◆ **TASK TO CARRY OUT**
Nothing may differ between your reply and the listing that follows.

◆ **DATA LISTING**

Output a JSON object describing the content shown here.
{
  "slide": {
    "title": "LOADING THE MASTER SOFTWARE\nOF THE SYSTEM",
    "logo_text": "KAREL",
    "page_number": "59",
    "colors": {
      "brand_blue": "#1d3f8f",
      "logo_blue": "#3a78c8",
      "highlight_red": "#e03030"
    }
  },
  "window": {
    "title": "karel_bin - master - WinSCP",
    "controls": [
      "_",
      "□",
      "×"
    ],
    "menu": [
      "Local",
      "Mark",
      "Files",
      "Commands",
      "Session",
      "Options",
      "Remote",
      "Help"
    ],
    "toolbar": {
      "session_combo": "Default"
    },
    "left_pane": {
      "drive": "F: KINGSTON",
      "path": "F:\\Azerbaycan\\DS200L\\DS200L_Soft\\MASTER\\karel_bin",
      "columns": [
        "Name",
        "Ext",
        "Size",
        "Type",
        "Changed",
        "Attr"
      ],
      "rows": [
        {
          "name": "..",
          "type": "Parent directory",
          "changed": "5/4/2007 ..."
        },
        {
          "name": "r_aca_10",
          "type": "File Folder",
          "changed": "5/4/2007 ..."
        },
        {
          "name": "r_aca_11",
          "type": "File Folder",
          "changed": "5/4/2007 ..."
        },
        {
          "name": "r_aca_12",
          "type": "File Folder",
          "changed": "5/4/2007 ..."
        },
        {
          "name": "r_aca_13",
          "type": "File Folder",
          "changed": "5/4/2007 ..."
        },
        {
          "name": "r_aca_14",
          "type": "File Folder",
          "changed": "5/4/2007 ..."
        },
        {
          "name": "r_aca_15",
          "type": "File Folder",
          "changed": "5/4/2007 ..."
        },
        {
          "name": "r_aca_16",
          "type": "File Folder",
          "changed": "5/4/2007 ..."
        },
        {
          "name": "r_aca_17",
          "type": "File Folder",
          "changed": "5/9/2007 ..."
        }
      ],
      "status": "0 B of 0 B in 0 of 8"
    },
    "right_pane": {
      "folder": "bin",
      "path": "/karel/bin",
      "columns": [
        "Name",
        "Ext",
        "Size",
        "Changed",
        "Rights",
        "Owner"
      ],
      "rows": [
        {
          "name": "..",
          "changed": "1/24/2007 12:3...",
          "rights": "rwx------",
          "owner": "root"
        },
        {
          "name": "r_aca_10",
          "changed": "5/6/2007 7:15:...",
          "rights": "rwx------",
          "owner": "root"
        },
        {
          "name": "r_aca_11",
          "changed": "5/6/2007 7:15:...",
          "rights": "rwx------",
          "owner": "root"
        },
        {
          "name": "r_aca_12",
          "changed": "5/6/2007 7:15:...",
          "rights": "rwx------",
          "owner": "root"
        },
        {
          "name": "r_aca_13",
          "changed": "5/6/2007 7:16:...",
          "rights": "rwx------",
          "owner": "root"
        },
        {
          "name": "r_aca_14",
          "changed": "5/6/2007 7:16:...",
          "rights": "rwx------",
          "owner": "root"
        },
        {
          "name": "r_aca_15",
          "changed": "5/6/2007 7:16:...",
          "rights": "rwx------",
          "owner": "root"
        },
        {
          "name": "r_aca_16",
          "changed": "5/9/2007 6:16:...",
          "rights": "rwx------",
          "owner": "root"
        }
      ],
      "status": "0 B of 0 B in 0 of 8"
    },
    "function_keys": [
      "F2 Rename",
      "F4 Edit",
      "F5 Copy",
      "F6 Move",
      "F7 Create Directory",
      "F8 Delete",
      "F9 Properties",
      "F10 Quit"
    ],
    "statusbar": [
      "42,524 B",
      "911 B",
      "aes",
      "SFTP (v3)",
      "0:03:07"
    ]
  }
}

◆ **ANSWER SECTION**
Output a JSON object describing the content shown here.
{
  "slide": {
    "title": "LOADING THE MASTER SOFTWARE\nOF THE SYSTEM",
    "logo_text": "KAREL",
    "page_number": "59",
    "colors": {
      "brand_blue": "#1d3f8f",
      "logo_blue": "#3a78c8",
      "highlight_red": "#e03030"
    }
  },
  "window": {
    "title": "karel_bin - master - WinSCP",
    "controls": [
      "_",
      "□",
      "×"
    ],
    "menu": [
      "Local",
      "Mark",
      "Files",
      "Commands",
      "Session",
      "Options",
      "Remote",
      "Help"
    ],
    "toolbar": {
      "session_combo": "Default"
    },
    "left_pane": {
      "drive": "F: KINGSTON",
      "path": "F:\\Azerbaycan\\DS200L\\DS200L_Soft\\MASTER\\karel_bin",
      "columns": [
        "Name",
        "Ext",
        "Size",
        "Type",
        "Changed",
        "Attr"
      ],
      "rows": [
        {
          "name": "..",
          "type": "Parent directory",
          "changed": "5/4/2007 ..."
        },
        {
          "name": "r_aca_10",
          "type": "File Folder",
          "changed": "5/4/2007 ..."
        },
        {
          "name": "r_aca_11",
          "type": "File Folder",
          "changed": "5/4/2007 ..."
        },
        {
          "name": "r_aca_12",
          "type": "File Folder",
          "changed": "5/4/2007 ..."
        },
        {
          "name": "r_aca_13",
          "type": "File Folder",
          "changed": "5/4/2007 ..."
        },
        {
          "name": "r_aca_14",
          "type": "File Folder",
          "changed": "5/4/2007 ..."
        },
        {
          "name": "r_aca_15",
          "type": "File Folder",
          "changed": "5/4/2007 ..."
        },
        {
          "name": "r_aca_16",
          "type": "File Folder",
          "changed": "5/4/2007 ..."
        },
        {
          "name": "r_aca_17",
          "type": "File Folder",
          "changed": "5/9/2007 ..."
        }
      ],
      "status": "0 B of 0 B in 0 of 8"
    },
    "right_pane": {
      "folder": "bin",
      "path": "/karel/bin",
      "columns": [
        "Name",
        "Ext",
        "Size",
        "Changed",
        "Rights",
        "Owner"
      ],
      "rows": [
        {
          "name": "..",
          "changed": "1/24/2007 12:3...",
          "rights": "rwx------",
          "owner": "root"
        },
        {
          "name": "r_aca_10",
          "changed": "5/6/2007 7:15:...",
          "rights": "rwx------",
          "owner": "root"
        },
        {
          "name": "r_aca_11",
          "changed": "5/6/2007 7:15:...",
          "rights": "rwx------",
          "owner": "root"
        },
        {
          "name": "r_aca_12",
          "changed": "5/6/2007 7:15:...",
          "rights": "rwx------",
          "owner": "root"
        },
        {
          "name": "r_aca_13",
          "changed": "5/6/2007 7:16:...",
          "rights": "rwx------",
          "owner": "root"
        },
        {
          "name": "r_aca_14",
          "changed": "5/6/2007 7:16:...",
          "rights": "rwx------",
          "owner": "root"
        },
        {
          "name": "r_aca_15",
          "changed": "5/6/2007 7:16:...",
          "rights": "rwx------",
          "owner": "root"
        },
        {
          "name": "r_aca_16",
          "changed": "5/9/2007 6:16:...",
          "rights": "rwx------",
          "owner": "root"
        }
      ],
      "status": "0 B of 0 B in 0 of 8"
    },
    "function_keys": [
      "F2 Rename",
      "F4 Edit",
      "F5 Copy",
      "F6 Move",
      "F7 Create Directory",
      "F8 Delete",
      "F9 Properties",
      "F10 Quit"
    ],
    "statusbar": [
      "42,524 B",
      "911 B",
      "aes",
      "SFTP (v3)",
      "0:03:07"
    ]
  }
}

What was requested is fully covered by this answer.